** Opening Dataset entries block **

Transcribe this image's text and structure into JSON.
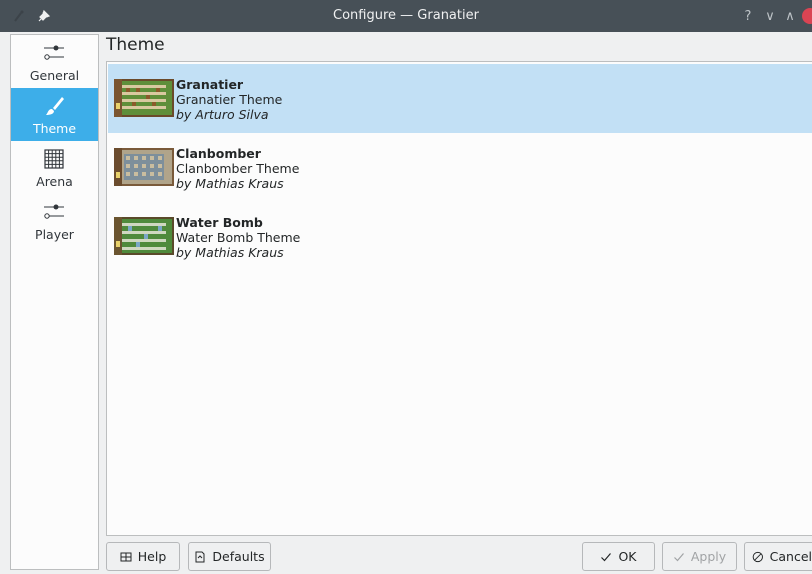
{
  "window": {
    "title": "Configure — Granatier",
    "help_glyph": "?",
    "minimize_glyph": "∨",
    "maximize_glyph": "∧"
  },
  "sidebar": {
    "items": [
      {
        "label": "General",
        "icon": "slider-icon"
      },
      {
        "label": "Theme",
        "icon": "brush-icon",
        "active": true
      },
      {
        "label": "Arena",
        "icon": "grid-icon"
      },
      {
        "label": "Player",
        "icon": "slider-icon"
      }
    ]
  },
  "page": {
    "title": "Theme"
  },
  "themes": [
    {
      "name": "Granatier",
      "description": "Granatier Theme",
      "author": "by Arturo Silva",
      "selected": true
    },
    {
      "name": "Clanbomber",
      "description": "Clanbomber Theme",
      "author": "by Mathias Kraus"
    },
    {
      "name": "Water Bomb",
      "description": "Water Bomb Theme",
      "author": "by Mathias Kraus"
    }
  ],
  "buttons": {
    "help": "Help",
    "defaults": "Defaults",
    "ok": "OK",
    "apply": "Apply",
    "cancel": "Cancel"
  },
  "colors": {
    "accent": "#3daee9",
    "selection": "#c2e0f5",
    "titlebar": "#475057",
    "close": "#da4453"
  }
}
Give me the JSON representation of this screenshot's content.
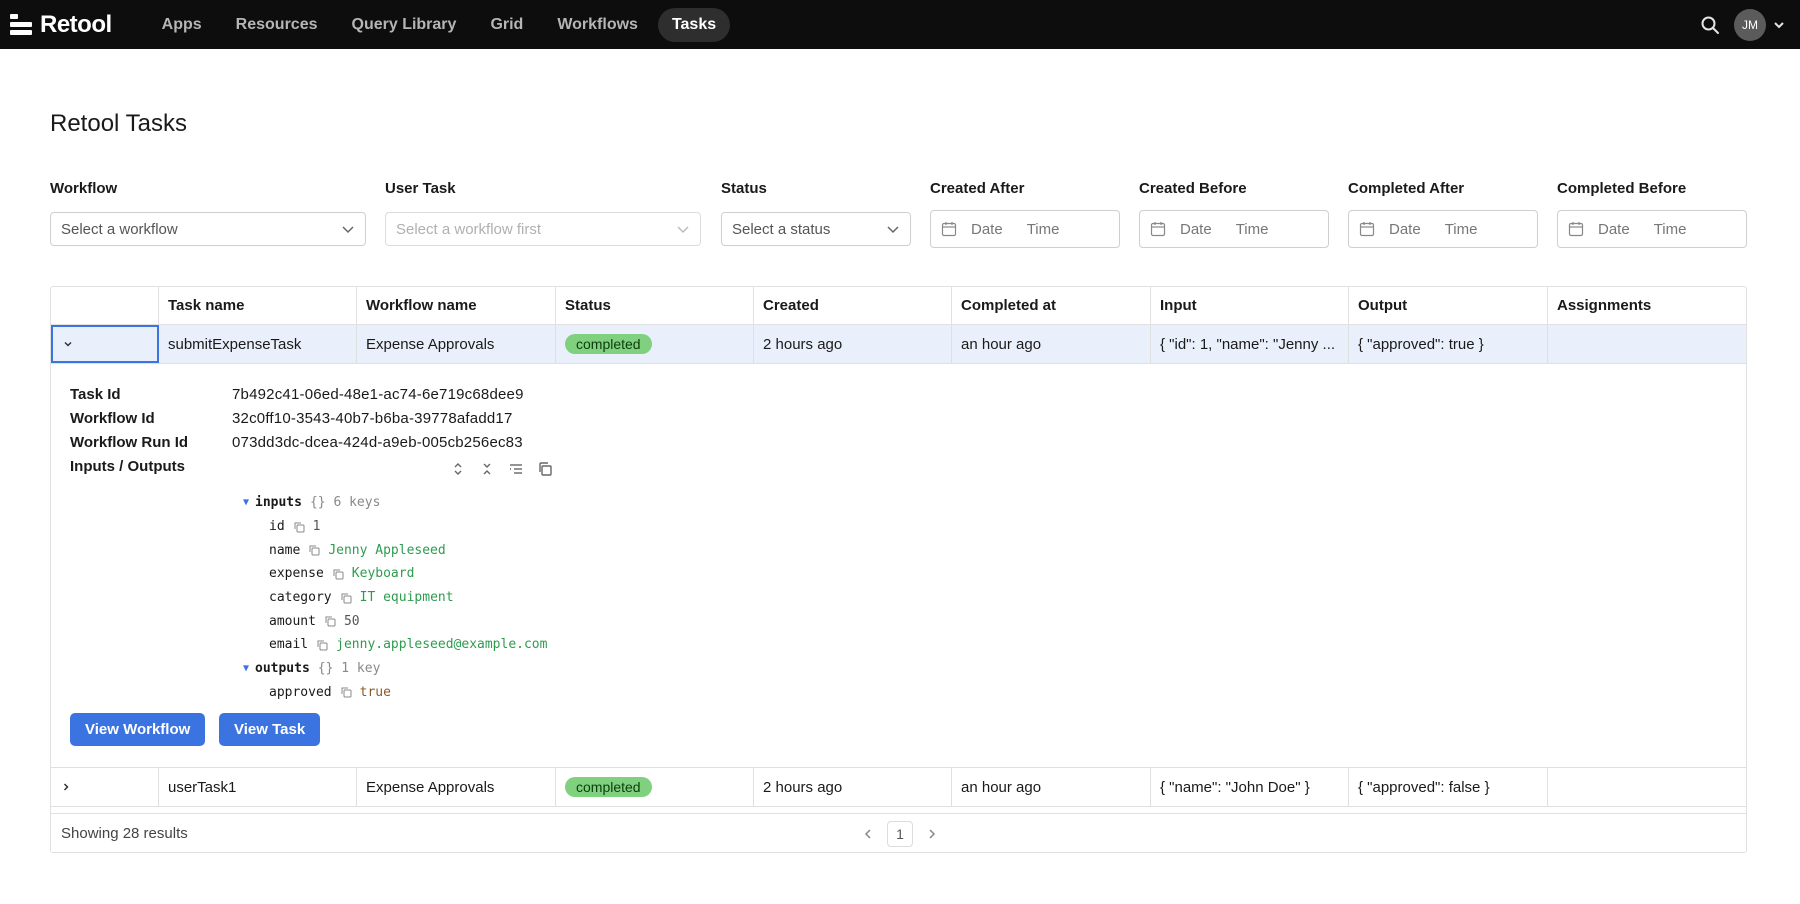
{
  "nav": {
    "logo": "Retool",
    "links": [
      "Apps",
      "Resources",
      "Query Library",
      "Grid",
      "Workflows",
      "Tasks"
    ],
    "active": "Tasks",
    "avatar": "JM"
  },
  "page": {
    "title": "Retool Tasks"
  },
  "filters": {
    "workflow": {
      "label": "Workflow",
      "placeholder": "Select a workflow"
    },
    "user_task": {
      "label": "User Task",
      "placeholder": "Select a workflow first"
    },
    "status": {
      "label": "Status",
      "placeholder": "Select a status"
    },
    "created_after": {
      "label": "Created After",
      "date": "Date",
      "time": "Time"
    },
    "created_before": {
      "label": "Created Before",
      "date": "Date",
      "time": "Time"
    },
    "completed_after": {
      "label": "Completed After",
      "date": "Date",
      "time": "Time"
    },
    "completed_before": {
      "label": "Completed Before",
      "date": "Date",
      "time": "Time"
    }
  },
  "table": {
    "columns": [
      "",
      "Task name",
      "Workflow name",
      "Status",
      "Created",
      "Completed at",
      "Input",
      "Output",
      "Assignments"
    ],
    "rows": [
      {
        "task_name": "submitExpenseTask",
        "workflow_name": "Expense Approvals",
        "status": "completed",
        "created": "2 hours ago",
        "completed_at": "an hour ago",
        "input": "{ \"id\": 1, \"name\": \"Jenny ...",
        "output": "{ \"approved\": true }",
        "assignments": ""
      },
      {
        "task_name": "userTask1",
        "workflow_name": "Expense Approvals",
        "status": "completed",
        "created": "2 hours ago",
        "completed_at": "an hour ago",
        "input": "{ \"name\": \"John Doe\" }",
        "output": "{ \"approved\": false }",
        "assignments": ""
      }
    ],
    "detail": {
      "task_id_label": "Task Id",
      "task_id": "7b492c41-06ed-48e1-ac74-6e719c68dee9",
      "workflow_id_label": "Workflow Id",
      "workflow_id": "32c0ff10-3543-40b7-b6ba-39778afadd17",
      "workflow_run_id_label": "Workflow Run Id",
      "workflow_run_id": "073dd3dc-dcea-424d-a9eb-005cb256ec83",
      "io_label": "Inputs / Outputs",
      "inputs_key": "inputs",
      "inputs_meta": "{}  6 keys",
      "inputs": [
        {
          "key": "id",
          "value": "1",
          "type": "num"
        },
        {
          "key": "name",
          "value": "Jenny Appleseed",
          "type": "str"
        },
        {
          "key": "expense",
          "value": "Keyboard",
          "type": "str"
        },
        {
          "key": "category",
          "value": "IT equipment",
          "type": "str"
        },
        {
          "key": "amount",
          "value": "50",
          "type": "num"
        },
        {
          "key": "email",
          "value": "jenny.appleseed@example.com",
          "type": "str"
        }
      ],
      "outputs_key": "outputs",
      "outputs_meta": "{}  1 key",
      "outputs": [
        {
          "key": "approved",
          "value": "true",
          "type": "bool"
        }
      ],
      "view_workflow": "View Workflow",
      "view_task": "View Task"
    },
    "footer": {
      "results": "Showing 28 results",
      "page": "1"
    }
  },
  "colors": {
    "accent": "#3b73e0",
    "status_completed": "#7fd07f",
    "nav_bg": "#0d0d0d"
  }
}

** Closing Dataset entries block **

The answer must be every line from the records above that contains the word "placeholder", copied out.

      "placeholder": "Select a workflow"
      "placeholder": "Select a workflow first"
      "placeholder": "Select a status"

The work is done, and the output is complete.